The ‘My Choice’ programme, running from 2017 to December 2021, has been implemented at the national level, and with a focus on the provinces of Tete and Cabo Delgado. Key activities of the My Choice programme include training male and female activists in family planning services and information, supporting family planning and sexual and reproductive health education in public schools and community information and awareness campaigns. 

Nationally in 2019, My Choice provided over 3 million Couple Years of Protection (surpassing the goal of 2.75 million), as well as supporting 251,140 additional women of reproductive age to use a modern contraceptive method compared to the initial 2019 target of 188,860 women.  

These sorts of initiatives support maternal child health nurses, who work to support mobile brigades to deliver family planning services and contraceptives to local youth. Through the experiences of these nurses, it is clear that the women and girls they support have spent some time without using contraceptive methods, while others had to resort to less secure methods, with some becoming pregnant. 
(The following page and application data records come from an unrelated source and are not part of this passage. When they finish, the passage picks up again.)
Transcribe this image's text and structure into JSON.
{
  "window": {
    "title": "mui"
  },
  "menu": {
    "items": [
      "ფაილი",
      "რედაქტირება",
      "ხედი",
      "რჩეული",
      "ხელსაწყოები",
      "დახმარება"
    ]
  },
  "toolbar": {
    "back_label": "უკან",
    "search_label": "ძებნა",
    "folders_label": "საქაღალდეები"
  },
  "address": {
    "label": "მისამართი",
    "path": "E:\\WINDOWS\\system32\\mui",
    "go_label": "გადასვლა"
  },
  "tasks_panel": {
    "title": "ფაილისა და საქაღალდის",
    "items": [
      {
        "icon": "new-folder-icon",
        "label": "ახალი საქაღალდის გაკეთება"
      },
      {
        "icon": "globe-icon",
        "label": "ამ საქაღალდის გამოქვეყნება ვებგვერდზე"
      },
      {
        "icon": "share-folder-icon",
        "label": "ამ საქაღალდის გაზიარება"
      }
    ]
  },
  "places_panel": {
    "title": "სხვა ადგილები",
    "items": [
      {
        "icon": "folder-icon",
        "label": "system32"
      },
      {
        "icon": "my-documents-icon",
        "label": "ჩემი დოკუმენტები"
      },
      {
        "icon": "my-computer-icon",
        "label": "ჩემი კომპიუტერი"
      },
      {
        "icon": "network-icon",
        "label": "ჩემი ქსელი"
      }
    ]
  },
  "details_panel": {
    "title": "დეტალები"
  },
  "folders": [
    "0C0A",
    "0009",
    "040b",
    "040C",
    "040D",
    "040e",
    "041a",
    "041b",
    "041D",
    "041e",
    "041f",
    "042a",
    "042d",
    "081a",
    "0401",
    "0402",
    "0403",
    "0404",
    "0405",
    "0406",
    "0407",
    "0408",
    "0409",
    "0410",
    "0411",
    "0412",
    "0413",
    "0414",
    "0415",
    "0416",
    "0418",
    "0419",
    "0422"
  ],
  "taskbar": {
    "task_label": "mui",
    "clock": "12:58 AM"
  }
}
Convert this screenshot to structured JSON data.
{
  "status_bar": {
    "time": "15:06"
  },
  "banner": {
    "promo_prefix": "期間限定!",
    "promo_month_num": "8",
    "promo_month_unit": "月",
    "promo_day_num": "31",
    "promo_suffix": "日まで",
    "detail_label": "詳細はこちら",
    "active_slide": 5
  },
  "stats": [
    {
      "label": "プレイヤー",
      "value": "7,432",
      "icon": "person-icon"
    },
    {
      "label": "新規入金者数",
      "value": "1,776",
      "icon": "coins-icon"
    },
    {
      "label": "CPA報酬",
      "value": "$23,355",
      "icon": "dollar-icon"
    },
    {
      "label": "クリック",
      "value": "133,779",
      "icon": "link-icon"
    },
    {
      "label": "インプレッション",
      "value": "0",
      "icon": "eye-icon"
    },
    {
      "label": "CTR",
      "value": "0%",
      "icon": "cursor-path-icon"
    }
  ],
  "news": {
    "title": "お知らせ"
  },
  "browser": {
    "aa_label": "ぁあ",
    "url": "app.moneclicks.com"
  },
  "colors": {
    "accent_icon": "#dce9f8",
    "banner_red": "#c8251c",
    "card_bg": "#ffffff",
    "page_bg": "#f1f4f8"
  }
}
UNFPA continues to support the Government of Mozambique to ensure that women and girls overcome some of the secondary impacts of the COVID-19 crisis, such as those described by Malua. 

In 2020, UNFPA has supported innovative initiatives to ensure continuity of life-saving health and protection services, including mobile brigades to make contraceptives and family planning more accessible to remote communities, distribution of basic dignity kits containing menstrual hygiene and sanitary items, creating women friendly spaces, and supporting the provision of national hot-lines so women and girls can get access to timely information and referral to services.

 

[1] Impact of the COVID-19 Pandemic on Family Planning and Ending Gender-based Violence, Female Genital Mutilation and Child Marriage

[2] Ibid